I’m not saying that anyone who is subject to racism – in any direction – should roll over and play like it doesn’t exist, but the sourness that lingers is a blockade to growth. Harbouring anxiety and reliving every day as if it were 1930-something, “lest we forget”, is almost as destructive as the racism itself. Can we learn to teach the past, teach our history, and be passionate about what matters most, without cutting off the trunk of the tree and still expecting it to grow?
My father, I guess some would have described him as ethnic European. His cappuccino skin and Mummy’s cocoa skin meant I came out looking like tea-stained Carnation evaporated milk.
When I went away to college and my father died – a man with whom I had no relationship to speak of at the time – I took his last name to pay homage to my paternity and paternal relatives. It was a beautiful thing. It put me in contact with relatives I never even knew I had.
And then I came home and people who did not know me or my Bahamian relatives saw my foreign name, and, in association with my skin colour, they assumed I was: 1) of foreign or “white” origin, 2) wealthy, 3) needed a work permit, 4) expected an outrageously high salary, or 5) wanted to take over a workplace. Or, some combination of these things.
The resistance was so extreme, I toyed with the idea that I would revert to my Bahamian name, which I eventually did. Life has been different; but the cost of that difference is rather unfortunate – deny one to be the other.
It’s amazing the irrational fears built into our everyday lives by ignorance and judgment about skin colour. But instead of finding ways to unite in celebration of our likeness, all things that make us one, we create a holiday that believes it celebrates what should have been a positive change, but instead celebrates the negativity of that change which is rooted in our differences. And it’s not just any difference, but rather the one specific thing that remains the greatest divider of (our) people.

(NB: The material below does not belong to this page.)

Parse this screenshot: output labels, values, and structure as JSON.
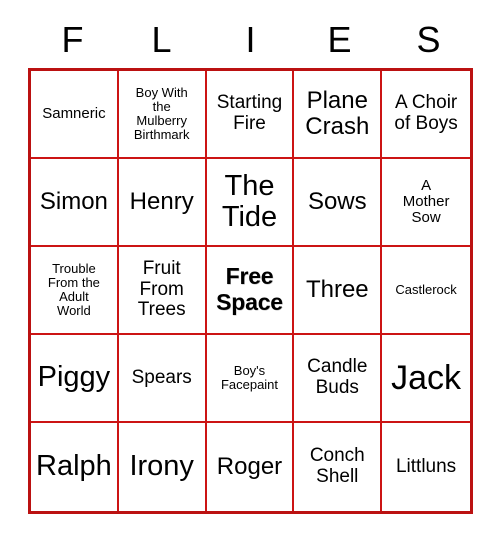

As a racially mixed child (now adult), I lived the pressure to choose a side, a race, to be “more black” or to be “more white”, because that’s what humans are conditioned to see and find important; you must be one or the other. And it’s not necessarily pointed, verbalised pressure, but it’s more the suggestive things like how you should wear your hair, or what your friends should look like, or why you can’t be a part of a group because you don’t look “black enough” or “white enough” to identify. It’s the most unnecessary burden ever.
At the end of the day, who really gives a crack? Black people, white people, all people in between, they all do BS. Human beings’ relentless need to categorise, typecast, squeeze into a mould or box to make themselves feel more comfortable, is the reason for this never-ending racial division. And, whether we like it or not, racial division is the theme of Majority Rule Day.

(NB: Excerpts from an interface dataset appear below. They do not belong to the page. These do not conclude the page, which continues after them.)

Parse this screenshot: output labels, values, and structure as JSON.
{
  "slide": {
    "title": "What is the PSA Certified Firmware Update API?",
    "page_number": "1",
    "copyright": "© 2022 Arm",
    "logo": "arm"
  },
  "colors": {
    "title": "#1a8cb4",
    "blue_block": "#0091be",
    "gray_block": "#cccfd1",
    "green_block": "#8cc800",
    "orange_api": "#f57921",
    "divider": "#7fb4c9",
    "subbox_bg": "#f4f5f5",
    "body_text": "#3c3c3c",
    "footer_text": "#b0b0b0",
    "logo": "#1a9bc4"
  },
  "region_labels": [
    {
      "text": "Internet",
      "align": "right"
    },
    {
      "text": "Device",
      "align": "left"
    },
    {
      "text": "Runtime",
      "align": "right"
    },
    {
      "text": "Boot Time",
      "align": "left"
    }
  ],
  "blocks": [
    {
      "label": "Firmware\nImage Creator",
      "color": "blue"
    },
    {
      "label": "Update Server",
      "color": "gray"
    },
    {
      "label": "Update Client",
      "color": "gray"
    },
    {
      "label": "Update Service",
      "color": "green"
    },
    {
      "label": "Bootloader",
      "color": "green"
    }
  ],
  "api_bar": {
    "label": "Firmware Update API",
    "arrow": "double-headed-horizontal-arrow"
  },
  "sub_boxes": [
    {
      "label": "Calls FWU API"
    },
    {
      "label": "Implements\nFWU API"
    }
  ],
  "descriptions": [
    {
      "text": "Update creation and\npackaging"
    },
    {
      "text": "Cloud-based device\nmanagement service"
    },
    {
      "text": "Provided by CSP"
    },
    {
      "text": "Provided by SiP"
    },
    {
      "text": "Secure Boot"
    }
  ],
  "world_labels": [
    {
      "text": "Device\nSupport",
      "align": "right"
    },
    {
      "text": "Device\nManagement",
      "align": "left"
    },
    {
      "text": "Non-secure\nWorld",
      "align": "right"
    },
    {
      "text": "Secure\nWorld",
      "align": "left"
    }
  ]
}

What has majority rule gotten us? There is reality and the perception of reality. We think we are in charge but we are not. We’ve been well-educated, gone off to school, returned home to lead in the highest ranks of government, but if you want to draw this thing right down to what it is, “white Bahamians” and “foreign interests” still have “black Bahamians” by the economic balls. Some wealthy black Bahamians are amongst us, but they hoard, they squander and they segregate themselves. They are self-oriented – another side effect of racial division, now within one race itself.
How has “the black man” of The Bahamas used the power “he” found in majority rule to make a better world for us today?
I and many others are waiting now for “him” to use this power for good in “his” own country.
• Send comments via Tribune242.com or nicole@politiCole.com.